Also, everyone I have met who has followed or encouraged me over the last eight years that this has taken to make possible. This is a shared success because I wouldn’t have been able to do it without you all so thank you to everyone for your remarkable belief in me and my vision and your support to help me make that vision a reality. Thank you.
Note From Mum – Also a special thank you to all those who have donated funds. There have been quite a few donations coming through during the trip, and Lisa will be very grateful for the help, (she can’t see them yet) however today has been amazing. Over 20 individual donations have been processed completing her circumnavigation of Antarctica and putting up this l blog. It will be such an amazing surprise for Lisa.
I still had another seven nm to sail after crossing that line, so it was at 00:33:51 UTC+8 when I finally sailed off the Antarctica Cup Ocean Racetrack and was north of 45 degrees south for the first time in 87 days. The winds have now shifted to the NW enough to allow me to make a good heading to the NE so the focus in completely on getting back to Australia. Bob’s (Metbob) ETA is still between the 25th and 26th of May so I should be seeing you all by the end of next week. Wahoo.

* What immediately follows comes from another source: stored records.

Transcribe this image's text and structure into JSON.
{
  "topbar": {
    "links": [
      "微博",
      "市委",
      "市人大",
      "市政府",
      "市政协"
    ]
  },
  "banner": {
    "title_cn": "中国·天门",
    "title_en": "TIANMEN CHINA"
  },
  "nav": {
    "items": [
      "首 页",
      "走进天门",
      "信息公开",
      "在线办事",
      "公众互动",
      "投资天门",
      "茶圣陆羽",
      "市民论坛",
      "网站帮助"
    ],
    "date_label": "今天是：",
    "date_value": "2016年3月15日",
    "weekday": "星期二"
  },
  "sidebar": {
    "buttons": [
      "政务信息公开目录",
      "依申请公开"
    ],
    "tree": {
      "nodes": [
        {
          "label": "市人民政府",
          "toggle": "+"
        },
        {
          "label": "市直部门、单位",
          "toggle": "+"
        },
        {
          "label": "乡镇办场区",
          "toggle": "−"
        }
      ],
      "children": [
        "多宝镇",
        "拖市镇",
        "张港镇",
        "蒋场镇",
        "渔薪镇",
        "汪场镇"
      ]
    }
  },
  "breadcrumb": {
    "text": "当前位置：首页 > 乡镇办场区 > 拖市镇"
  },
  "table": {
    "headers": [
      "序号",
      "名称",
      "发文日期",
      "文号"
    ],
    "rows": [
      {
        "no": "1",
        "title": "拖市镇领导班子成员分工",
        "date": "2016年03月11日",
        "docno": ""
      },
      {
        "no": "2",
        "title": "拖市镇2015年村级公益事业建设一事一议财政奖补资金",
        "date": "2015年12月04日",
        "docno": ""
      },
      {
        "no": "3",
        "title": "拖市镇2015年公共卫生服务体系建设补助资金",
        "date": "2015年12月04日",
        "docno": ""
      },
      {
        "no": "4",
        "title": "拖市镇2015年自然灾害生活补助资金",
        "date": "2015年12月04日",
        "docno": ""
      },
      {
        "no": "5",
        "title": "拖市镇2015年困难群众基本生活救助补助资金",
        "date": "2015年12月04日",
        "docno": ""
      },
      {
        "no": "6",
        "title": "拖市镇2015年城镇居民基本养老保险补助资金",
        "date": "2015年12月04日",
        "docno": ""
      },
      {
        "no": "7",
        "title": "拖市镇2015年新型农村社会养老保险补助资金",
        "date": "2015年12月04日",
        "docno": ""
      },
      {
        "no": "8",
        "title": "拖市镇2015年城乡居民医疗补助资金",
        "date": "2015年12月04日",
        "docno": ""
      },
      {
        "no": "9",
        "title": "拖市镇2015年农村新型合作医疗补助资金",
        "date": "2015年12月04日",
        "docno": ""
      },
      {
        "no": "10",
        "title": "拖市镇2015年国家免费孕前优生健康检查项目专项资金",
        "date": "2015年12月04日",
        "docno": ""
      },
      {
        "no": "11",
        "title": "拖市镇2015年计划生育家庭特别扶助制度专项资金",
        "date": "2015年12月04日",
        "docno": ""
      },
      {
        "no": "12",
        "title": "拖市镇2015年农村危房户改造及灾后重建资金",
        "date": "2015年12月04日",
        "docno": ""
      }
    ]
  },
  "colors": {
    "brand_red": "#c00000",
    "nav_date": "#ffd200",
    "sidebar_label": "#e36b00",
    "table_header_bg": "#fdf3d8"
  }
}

Before I go tonight, I would like to take a moment to thank the below incredible degree sponsors:
Thank you to:
101 East – Bec Scheske – “Dedicated to Lisa Blair and to every person who has a goal and is brave enough to go for it.”

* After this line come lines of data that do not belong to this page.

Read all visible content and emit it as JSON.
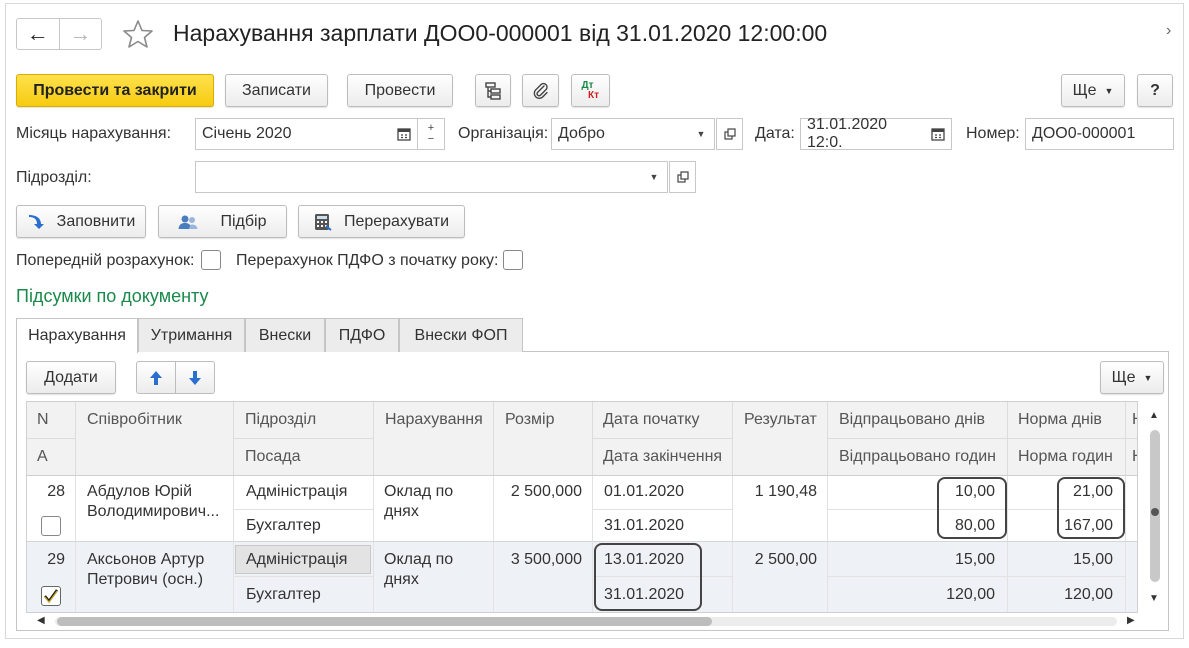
{
  "header": {
    "title": "Нарахування зарплати ДОО0-000001 від 31.01.2020 12:00:00"
  },
  "toolbar": {
    "post_close": "Провести та закрити",
    "save": "Записати",
    "post": "Провести",
    "dt_label": "Дт",
    "kt_label": "Кт",
    "more": "Ще",
    "help": "?"
  },
  "form": {
    "month_label": "Місяць нарахування:",
    "month_value": "Січень 2020",
    "org_label": "Організація:",
    "org_value": "Добро",
    "date_label": "Дата:",
    "date_value": "31.01.2020 12:0.",
    "number_label": "Номер:",
    "number_value": "ДОО0-000001",
    "dept_label": "Підрозділ:",
    "dept_value": ""
  },
  "actions": {
    "fill": "Заповнити",
    "select": "Підбір",
    "recalc": "Перерахувати"
  },
  "options": {
    "prelim_label": "Попередній розрахунок:",
    "prelim_checked": false,
    "pdfo_label": "Перерахунок ПДФО з початку року:",
    "pdfo_checked": false
  },
  "totals_link": "Підсумки по документу",
  "tabs": [
    "Нарахування",
    "Утримання",
    "Внески",
    "ПДФО",
    "Внески ФОП"
  ],
  "table_toolbar": {
    "add": "Додати",
    "more": "Ще"
  },
  "table": {
    "headers": {
      "n": "N",
      "a": "A",
      "employee": "Співробітник",
      "dept": "Підрозділ",
      "position": "Посада",
      "accrual": "Нарахування",
      "amount": "Розмір",
      "start_date": "Дата початку",
      "end_date": "Дата закінчення",
      "result": "Результат",
      "worked_days": "Відпрацьовано днів",
      "worked_hours": "Відпрацьовано годин",
      "norm_days": "Норма днів",
      "norm_hours": "Норма годин",
      "next1": "Н",
      "next2": "Н"
    },
    "rows": [
      {
        "n": "28",
        "employee_line1": "Абдулов Юрій",
        "employee_line2": "Володимирович...",
        "dept": "Адміністрація",
        "position": "Бухгалтер",
        "accrual_line1": "Оклад по",
        "accrual_line2": "днях",
        "amount": "2 500,000",
        "start_date": "01.01.2020",
        "end_date": "31.01.2020",
        "result": "1 190,48",
        "worked_days": "10,00",
        "worked_hours": "80,00",
        "norm_days": "21,00",
        "norm_hours": "167,00",
        "checked": false
      },
      {
        "n": "29",
        "employee_line1": "Аксьонов Артур",
        "employee_line2": "Петрович (осн.)",
        "dept": "Адміністрація",
        "position": "Бухгалтер",
        "accrual_line1": "Оклад по",
        "accrual_line2": "днях",
        "amount": "3 500,000",
        "start_date": "13.01.2020",
        "end_date": "31.01.2020",
        "result": "2 500,00",
        "worked_days": "15,00",
        "worked_hours": "120,00",
        "norm_days": "15,00",
        "norm_hours": "120,00",
        "checked": true
      }
    ]
  },
  "colors": {
    "primary_button": "#f6cb10",
    "link_green": "#1a8a4a",
    "selected_row": "#eef2f7",
    "arrow_blue": "#2a6fcf"
  }
}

Thank you so much Bec, you have been an incredible help with the refit in Brisbane and became someone I could rely on to show up day after day to help me out while you were also working. And now for you to sponsor a degree for this record I can only say an absolutely huge thank you and I owe you a ton of hot chips with BBQ sauce…
113 East – Tailwind Nutrition – Huge thanks to Gavin and Rebekah Markey for your wonderful support. Tailwind Nutrition make a unique re-hydration formula for endurance athletes and it is often used by the best triathletes and marathon runners, out here sometime you need an extra kick so I would use this and they taste great so thank you for your support.
114 East – Great Southern Wills – Massive thank you to Bernadette and Paul Terry for your amazing support not only with this degree but with your very generous offer to donate me a will. Thankfully it wasn’t needed but it gave my family peace of mind that my affairs were in order ‘just in case’ and it was a very streamline and efficient process so thank you for your support with this project and the last. It means a lot.
115 East – d’Albora Marinas – Victoria Harbour, Docklands VIC – Huge thank you to d’Alboras for being an incredible support throughout this project. You stepped up when I was desperately in need of support and sponsored 30 degrees so that I could go out and not just set this record but gather the valuable micro plastic samples and complete the other citizen science activities.
I know that caring for our marine environment is important to you as a brand as well as delivering a top-of-the-line marina service so thank you for your support and encouragement and I look forward to many more projects to come.
How to follow Lisa Blair’s voyage:
Track Lisa Blair’s position on her website – https://lisablairsailstheworld.com/
To sponsor Lisa Blair, see – https://lisablairsailstheworld.com/sponsors
Lisa Blair’s Facebook page – https://www.facebook.com/LisaBlairSailstheWorld
To purchase Lisa Blair’s book ‘Facing Fear’, see – https://lisablairsailstheworld.com/eco-shop